***** SUPPLIED RECORDS
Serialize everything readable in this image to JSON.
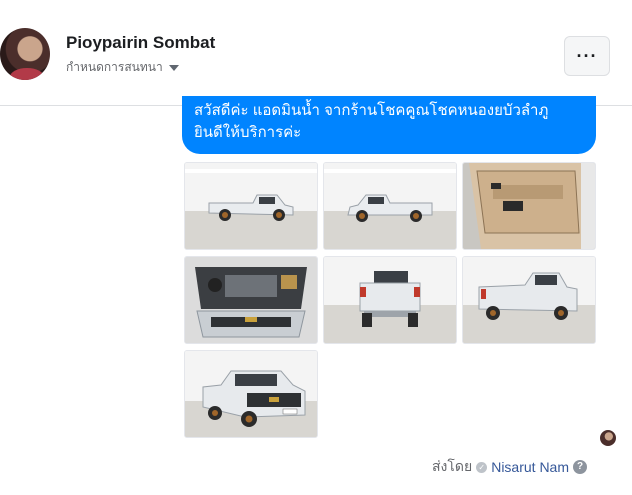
{
  "header": {
    "name": "Pioypairin Sombat",
    "subtitle": "กำหนดการสนทนา",
    "more_label": "···"
  },
  "message": {
    "line1": "สวัสดีค่ะ แอดมินน้ำ จากร้านโชคคูณโชคหนองยบัวลำภู",
    "line2": "ยินดีให้บริการค่ะ"
  },
  "photos": [
    {
      "subject": "pickup-side-view"
    },
    {
      "subject": "pickup-side-view"
    },
    {
      "subject": "door-interior"
    },
    {
      "subject": "engine-bay"
    },
    {
      "subject": "pickup-rear-view"
    },
    {
      "subject": "pickup-rear-quarter-view"
    },
    {
      "subject": "pickup-front-quarter-view"
    }
  ],
  "footer": {
    "sent_by_label": "ส่งโดย",
    "sender": "Nisarut Nam",
    "help_icon": "?"
  },
  "colors": {
    "bubble": "#0084ff",
    "sender_link": "#365899"
  }
}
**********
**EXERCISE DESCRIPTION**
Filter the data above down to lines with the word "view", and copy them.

**REPLY**
      "subject": "pickup-side-view"
      "subject": "pickup-side-view"
      "subject": "pickup-rear-view"
      "subject": "pickup-rear-quarter-view"
      "subject": "pickup-front-quarter-view"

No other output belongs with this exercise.